Effective strategy analysis requires that you find a way to proceed and progress from wherever you start to a dependable competitive advantage at maturity and equilibrium. This in turn requires that you foresee both the shifting economics and the changing behavior of your competitors. If you succeed, than you must translate that insight into the action required now and at each stage as the market matures. Strategy is action now consistent with a required sequence of actions until a defensible competitive superiority is achieved.
That is what competitive strategy is all about.
(from The Boston Consulting Group on Strategy: Classic Concepts and New Perspectives; The real objectives)
First of all, it is essential to understand how Henderson is defining success:
Business success cannot be measured until the direct investor’s cash input has been returned with his profit. Until then, all profit and all apparent success is merely a promise. Reported profit is only a signal. It is a misleading signal unless it represents the probable ultimate competitive position. Cash is all that counts.

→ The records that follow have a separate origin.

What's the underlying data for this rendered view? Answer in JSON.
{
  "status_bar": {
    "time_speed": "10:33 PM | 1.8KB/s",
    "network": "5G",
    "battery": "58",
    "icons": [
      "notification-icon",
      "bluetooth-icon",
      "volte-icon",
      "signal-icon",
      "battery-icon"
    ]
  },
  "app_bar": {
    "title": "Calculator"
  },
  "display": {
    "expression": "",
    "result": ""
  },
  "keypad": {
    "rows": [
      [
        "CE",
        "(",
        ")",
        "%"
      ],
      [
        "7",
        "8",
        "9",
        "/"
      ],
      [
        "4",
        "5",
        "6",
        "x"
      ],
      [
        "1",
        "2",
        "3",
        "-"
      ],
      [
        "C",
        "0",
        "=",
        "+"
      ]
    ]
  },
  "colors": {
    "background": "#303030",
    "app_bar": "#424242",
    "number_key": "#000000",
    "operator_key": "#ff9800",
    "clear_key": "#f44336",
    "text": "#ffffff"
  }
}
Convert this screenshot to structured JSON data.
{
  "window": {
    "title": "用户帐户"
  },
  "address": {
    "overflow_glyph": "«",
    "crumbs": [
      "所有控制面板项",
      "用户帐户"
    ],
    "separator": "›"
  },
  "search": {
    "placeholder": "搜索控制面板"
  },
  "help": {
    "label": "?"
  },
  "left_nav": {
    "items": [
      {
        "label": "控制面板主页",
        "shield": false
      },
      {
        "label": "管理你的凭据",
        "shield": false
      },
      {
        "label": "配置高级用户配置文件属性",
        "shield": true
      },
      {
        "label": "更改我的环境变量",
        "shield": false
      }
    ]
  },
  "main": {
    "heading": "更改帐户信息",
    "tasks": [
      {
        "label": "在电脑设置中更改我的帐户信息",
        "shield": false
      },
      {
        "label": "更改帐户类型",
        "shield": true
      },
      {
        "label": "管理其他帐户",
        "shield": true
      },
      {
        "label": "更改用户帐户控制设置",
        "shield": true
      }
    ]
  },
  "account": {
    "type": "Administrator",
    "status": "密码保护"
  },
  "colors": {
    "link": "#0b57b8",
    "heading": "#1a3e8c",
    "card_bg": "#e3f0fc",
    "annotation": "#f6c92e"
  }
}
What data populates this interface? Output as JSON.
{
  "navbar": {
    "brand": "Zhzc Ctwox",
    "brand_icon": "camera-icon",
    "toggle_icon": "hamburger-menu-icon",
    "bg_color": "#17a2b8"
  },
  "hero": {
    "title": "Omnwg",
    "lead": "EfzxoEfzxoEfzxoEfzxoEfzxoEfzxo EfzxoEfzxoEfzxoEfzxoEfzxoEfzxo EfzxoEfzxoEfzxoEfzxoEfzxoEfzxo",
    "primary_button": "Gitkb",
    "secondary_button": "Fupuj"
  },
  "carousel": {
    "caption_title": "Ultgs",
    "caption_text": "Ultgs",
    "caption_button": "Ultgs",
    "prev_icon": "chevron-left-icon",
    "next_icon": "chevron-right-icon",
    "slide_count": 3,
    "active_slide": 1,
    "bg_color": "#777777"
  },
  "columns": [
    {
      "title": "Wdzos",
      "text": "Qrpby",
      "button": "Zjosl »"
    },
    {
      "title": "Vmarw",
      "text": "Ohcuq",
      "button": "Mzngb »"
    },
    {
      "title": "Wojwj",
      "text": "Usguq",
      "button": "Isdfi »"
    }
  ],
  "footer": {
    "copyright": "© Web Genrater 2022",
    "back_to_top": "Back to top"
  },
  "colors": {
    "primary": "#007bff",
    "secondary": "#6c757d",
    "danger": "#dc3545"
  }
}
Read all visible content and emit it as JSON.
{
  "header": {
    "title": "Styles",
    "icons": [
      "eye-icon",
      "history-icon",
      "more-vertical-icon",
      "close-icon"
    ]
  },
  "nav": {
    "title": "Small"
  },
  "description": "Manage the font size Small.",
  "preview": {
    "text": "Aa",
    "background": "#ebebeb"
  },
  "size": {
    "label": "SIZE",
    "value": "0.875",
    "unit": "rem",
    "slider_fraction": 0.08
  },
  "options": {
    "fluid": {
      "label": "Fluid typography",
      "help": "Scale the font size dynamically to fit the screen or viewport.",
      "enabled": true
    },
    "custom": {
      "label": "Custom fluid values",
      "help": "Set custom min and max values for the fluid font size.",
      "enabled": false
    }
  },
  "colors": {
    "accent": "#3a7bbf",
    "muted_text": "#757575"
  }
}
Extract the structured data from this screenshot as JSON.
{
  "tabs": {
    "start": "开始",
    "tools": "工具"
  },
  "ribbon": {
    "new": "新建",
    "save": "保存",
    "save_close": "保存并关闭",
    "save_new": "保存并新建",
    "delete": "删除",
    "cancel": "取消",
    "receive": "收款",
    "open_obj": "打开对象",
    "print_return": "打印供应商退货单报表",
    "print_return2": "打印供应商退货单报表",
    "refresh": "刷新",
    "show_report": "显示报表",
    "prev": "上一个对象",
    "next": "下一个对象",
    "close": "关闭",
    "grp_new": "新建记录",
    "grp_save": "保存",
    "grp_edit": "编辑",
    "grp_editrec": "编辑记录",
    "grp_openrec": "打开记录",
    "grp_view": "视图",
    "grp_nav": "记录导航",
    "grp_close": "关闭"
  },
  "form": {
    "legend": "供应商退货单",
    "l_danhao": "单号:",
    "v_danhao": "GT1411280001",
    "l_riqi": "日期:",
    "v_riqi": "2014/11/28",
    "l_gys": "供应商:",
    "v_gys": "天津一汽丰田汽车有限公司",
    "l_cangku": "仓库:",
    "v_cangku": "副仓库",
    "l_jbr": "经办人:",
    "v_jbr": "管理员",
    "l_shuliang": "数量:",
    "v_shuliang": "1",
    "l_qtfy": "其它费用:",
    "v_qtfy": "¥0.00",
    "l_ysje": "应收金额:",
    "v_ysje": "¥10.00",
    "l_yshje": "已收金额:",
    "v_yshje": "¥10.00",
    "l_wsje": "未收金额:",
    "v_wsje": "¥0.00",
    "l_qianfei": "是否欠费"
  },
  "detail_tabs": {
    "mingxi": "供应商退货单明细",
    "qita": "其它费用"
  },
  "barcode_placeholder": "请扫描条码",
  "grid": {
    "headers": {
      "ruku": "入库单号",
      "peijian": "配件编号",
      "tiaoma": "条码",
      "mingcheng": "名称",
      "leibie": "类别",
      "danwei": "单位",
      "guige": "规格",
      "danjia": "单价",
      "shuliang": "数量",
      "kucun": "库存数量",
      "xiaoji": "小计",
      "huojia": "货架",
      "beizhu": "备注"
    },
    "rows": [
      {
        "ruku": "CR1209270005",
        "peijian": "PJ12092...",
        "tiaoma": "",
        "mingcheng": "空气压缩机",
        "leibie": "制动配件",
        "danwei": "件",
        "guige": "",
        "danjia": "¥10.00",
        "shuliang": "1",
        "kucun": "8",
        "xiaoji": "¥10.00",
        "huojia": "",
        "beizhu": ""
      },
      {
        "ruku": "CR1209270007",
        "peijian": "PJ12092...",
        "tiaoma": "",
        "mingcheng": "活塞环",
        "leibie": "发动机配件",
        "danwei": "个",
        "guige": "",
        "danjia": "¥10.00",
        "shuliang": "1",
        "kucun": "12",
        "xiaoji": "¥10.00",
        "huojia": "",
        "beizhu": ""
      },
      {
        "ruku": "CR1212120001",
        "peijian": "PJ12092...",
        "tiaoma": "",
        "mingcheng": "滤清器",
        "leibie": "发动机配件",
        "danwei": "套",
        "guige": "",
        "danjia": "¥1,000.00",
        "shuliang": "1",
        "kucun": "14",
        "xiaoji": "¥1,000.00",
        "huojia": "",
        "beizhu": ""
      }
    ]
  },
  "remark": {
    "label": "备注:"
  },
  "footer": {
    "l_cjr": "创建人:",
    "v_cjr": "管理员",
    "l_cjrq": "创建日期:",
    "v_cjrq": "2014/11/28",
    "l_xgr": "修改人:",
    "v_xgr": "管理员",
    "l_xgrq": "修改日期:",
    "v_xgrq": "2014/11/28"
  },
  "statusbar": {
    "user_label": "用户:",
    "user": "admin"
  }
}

- Competitive advantage is mainly attributed to cost superiority.
- When market growth has stopped, little or no investment should be needed in order to maintain the achieved strategic positon. This is when cash generation and business success start.
- At this stage, a business should already have a leading market position.
- With a superior cost structure, a business needs to reinvest only a small proportion on the cash generated in order to defend its strategic positon, compared to the closest competitor
- Hence, a higher cash surplus is attributable to the direct investors. Business success is achieved.
- An effective strategy is one that leads to this stage.
Sure, there are more complex forces at work today. The pace of our economy has increased significantly. Market dynamics have become much less predictable. Disruption can happen about everywhere. A classic product strategy that is based on a reliable product lifecycle may not seem as suitable as almost 40 years ago.
I don’t see anything that is wrong with the basic message of Hendersons statements:
- From an investor’s perspective, cash return is a great measure of success.
- A high market share isn’t worth much if it has to be defended by reinvesting a high proportion of the profits.
- The same holds true for a high growth rate.
- A thorough understanding of expected shifts in economic conditions and competitors’ moves in combination with the derivation of appropriate measures is still a prerequisite of a sound strategy.
In the end of the day, this is what strategy is all about.